Rights Chief's Report:
Milk Plaza Flag and Discrimination
For 18-months or so, while gay men and AIDS activists were being denied equal access to the rainbow flag at Harvey Milk Plaza, and even when I contacted to complain about the situation, the San Francisco Human Rights Commission and its executive director Theresa Sparks, a transgender woman and politician, took no interest in our plight.
But when transgender leader Veronika Fimbres (with expert nudging!) made a request to MUMC to use the flag and pole on city grounds and the ensuing controversy garnered global queer attention, Sparks inserted herself into the controversy. She's gamed and limited her involvement to an investigation by the HRC, which allows her to hold private meetings with MUMC and Scott Wiener, and keep prying public eyes away due to confidentiality concerns.
Sparks has yet to explain in writing why all the other times when MUMC rejected requests, the commission looked the other way.
At the Nov. 1 MUMC meeting, Sparks gave a skimpy overview of her investigation which she disclosed also involved her having private discussions with the City Attorney's office about a new (I never saw the old) set of rules for the flagpole at Milk Plaza.
Closed door meetings and one-on-one phone calls with MUMC, Wiener and the City Attorney, all conducted by Sparks without minimal transparency.
Tomorrow, November 8, starting at 5:30 PM in Room 416 at City Hall, Sparks will be presenting a report (the agenda omits whether its verbal or written) to the full Human Rights Commission.
Public comment will follow her report and I will be there with Bill Wilson to address the commissioners. I hope you'll join us.
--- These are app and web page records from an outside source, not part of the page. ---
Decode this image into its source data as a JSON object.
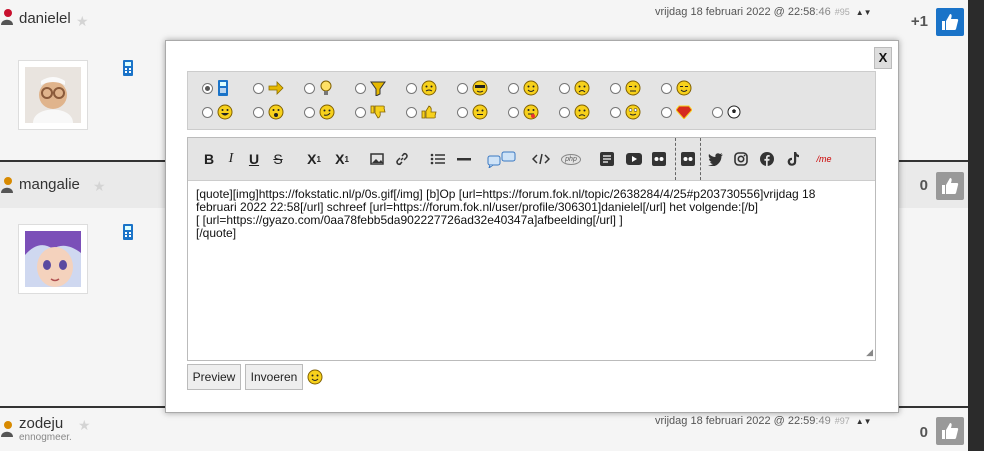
{
  "posts": [
    {
      "username": "danielel",
      "subtitle": "",
      "date": "vrijdag 18 februari 2022 @ 22:58",
      "seconds": ":46",
      "post_number": "#95",
      "score": "+1",
      "liked": true
    },
    {
      "username": "mangalie",
      "subtitle": "",
      "date": "",
      "seconds": "",
      "post_number": "",
      "score": "0",
      "liked": false
    },
    {
      "username": "zodeju",
      "subtitle": "ennogmeer.",
      "date": "vrijdag 18 februari 2022 @ 22:59",
      "seconds": ":49",
      "post_number": "#97",
      "score": "0",
      "liked": false
    }
  ],
  "vote_arrows": "▲▼",
  "modal": {
    "close_label": "X",
    "smileys": {
      "row1": [
        "phone-icon",
        "arrow-right-icon",
        "lightbulb-icon",
        "funnel-icon",
        "confused-icon",
        "sunglasses-icon",
        "smile-icon",
        "worried-icon",
        "wink-icon",
        "squint-icon"
      ],
      "row2": [
        "grin-icon",
        "shocked-icon",
        "smirk-icon",
        "thumbs-down-icon",
        "thumbs-up-icon",
        "neutral-icon",
        "tongue-icon",
        "frown-icon",
        "blush-icon",
        "superman-icon",
        "soccer-ball-icon"
      ],
      "selected": "phone-icon"
    },
    "toolbar": {
      "bold": "B",
      "italic": "I",
      "underline": "U",
      "strike": "S",
      "subscript": "X",
      "subscript_mark": "1",
      "superscript": "X",
      "superscript_mark": "1",
      "me": "/me",
      "php": "php"
    },
    "editor_lines": [
      "[quote][img]https://fokstatic.nl/p/0s.gif[/img] [b]Op [url=https://forum.fok.nl/topic/2638284/4/25#p203730556]vrijdag 18",
      "februari 2022 22:58[/url] schreef [url=https://forum.fok.nl/user/profile/306301]danielel[/url] het volgende:[/b]",
      "[ [url=https://gyazo.com/0aa78febb5da902227726ad32e40347a]afbeelding[/url] ]",
      "[/quote]"
    ],
    "preview_label": "Preview",
    "submit_label": "Invoeren"
  }
}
Unfortunately, even though the HRC meeting will take place in a City Hall room camera-ready to air it on SF GovTV, the meeting will not run on Channel 26 nor will it be streamed. Sparks should forthwith find the funds to make her meetings transparent. If it ain't on the web, it ain't transparent.